Asked how these moves will change the defense, Chaney said: "I don't know. You'll find out Sunday, when you see all of us on the field at the same time. I like the change; I'm down for everything though, Juan and coach Reid are doing."
Chaney said he "wasn't expected to go back to the middle this week."
Apparently, the nickel package won't change, with Chaney and rookie Brian Rolle most often handling the linebacking.
The Giants-Eagles rivalry is at an especially high pitch this week, given the Eagles' six successive victories in the series, and the circumstances surrounding the last installment, the Dec. 19 game in which the Birds came back from 21 down to win in the final 8 minutes.
Eagles players are being asked a lot about things the Giants are saying, such as Antrel Rolle's assertion that he has covered DeSean Jackson effectively one-on-one before and can do it again.
"He's just talking. A lot of times when people talk, they're either insecure or scared," Jeremy Maclin offered yesterday. "You just gotta go out there and play, man."
Jason Avant had a different take, understanding how frustrating it must have been for the New Yorkers to outplay the Eagles for 52 minutes last December, then see it all disappear. He said that in an odd way, that game should give the Giants confidence.
"You realize that, 'Man, if we go out there and not mess it up, we can play and we can win.' I know they realize they have the opportunity to beat us, and we know that, too, so we respect them. We'll come out and play our best game and be as focused as we can," Avant said.

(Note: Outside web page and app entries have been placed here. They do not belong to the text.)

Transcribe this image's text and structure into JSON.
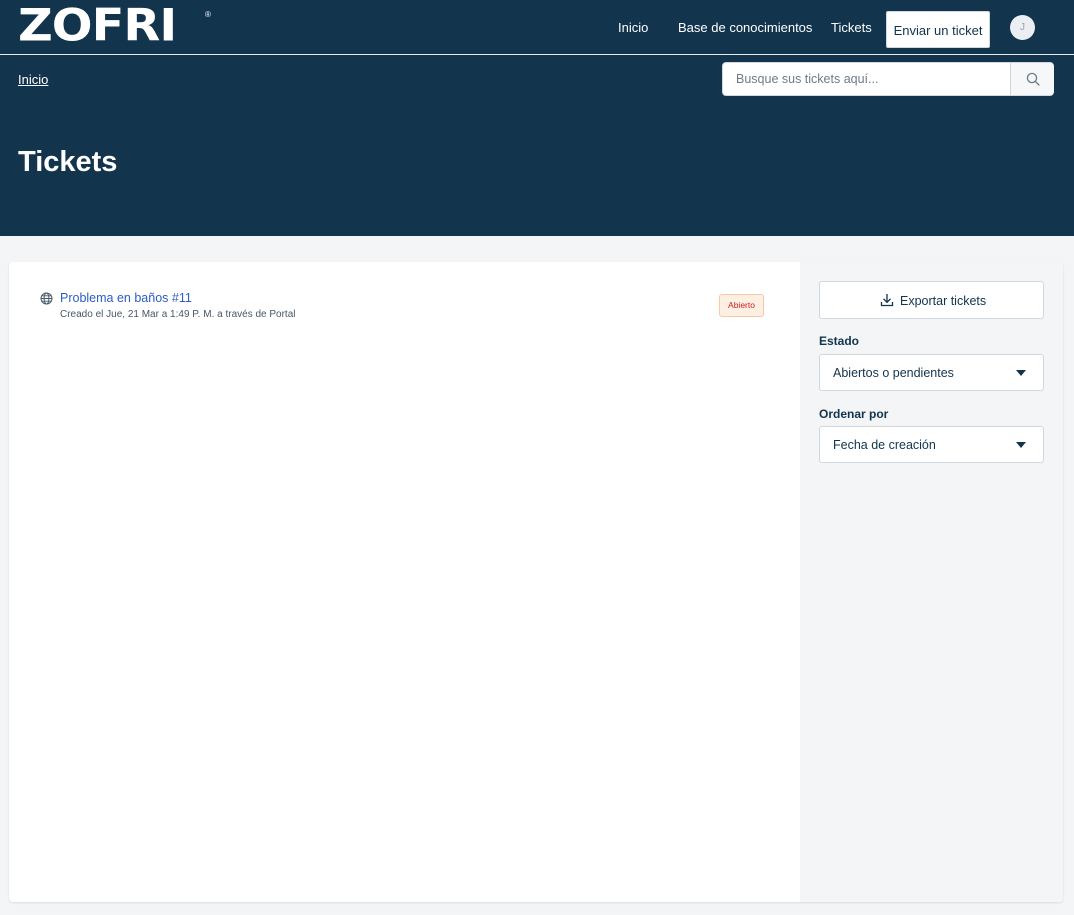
{
  "header": {
    "logo": "ZOFRI",
    "logo_mark": "®",
    "nav": {
      "inicio": "Inicio",
      "knowledge_base": "Base de conocimientos",
      "tickets": "Tickets",
      "submit_ticket": "Enviar un ticket"
    },
    "avatar_initial": "J",
    "breadcrumb": "Inicio",
    "search": {
      "placeholder": "Busque sus tickets aquí..."
    },
    "page_title": "Tickets"
  },
  "tickets": [
    {
      "title": "Problema en baños #11",
      "meta": "Creado el Jue, 21 Mar a 1:49 P. M. a través de Portal",
      "status": "Abierto",
      "icon": "globe-icon"
    }
  ],
  "sidebar": {
    "export_label": "Exportar tickets",
    "estado_label": "Estado",
    "estado_value": "Abiertos o pendientes",
    "orden_label": "Ordenar por",
    "orden_value": "Fecha de creación"
  },
  "colors": {
    "header_bg": "#12344d",
    "link": "#2c5cc5",
    "status_text": "#c82124",
    "status_bg": "#fdefe1"
  }
}
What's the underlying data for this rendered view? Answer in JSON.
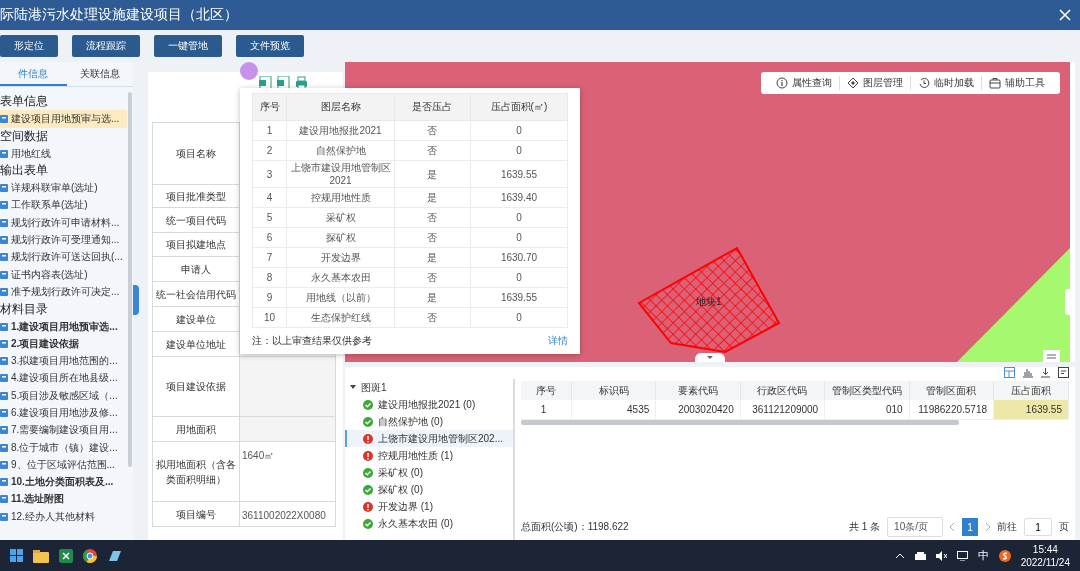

Defensive ends Juqua Parker (ankle) and Darryl Tapp (pectoral muscle) did not practice. Andy Reid said Cullen Jenkins could move outside to end for some snaps against the Giants if needed . . . Jeremy Maclin was asked if he thought the $40,000 fine assessed the Falcons' Dunta Robinson for hitting Maclin headfirst was sufficient. "You can't lead with your head, period. It's not for me to say whether it's enough or not enough," Maclin said. "I'm in no position to hand out any fines. If you do it, you're going to get fined. He got fined" . . . Asante Samuel, asked in a conference call with New York reporters if he could see himself playing for a hated rival, a la Steve Smith, joked that the way things have gone this year, he probably could.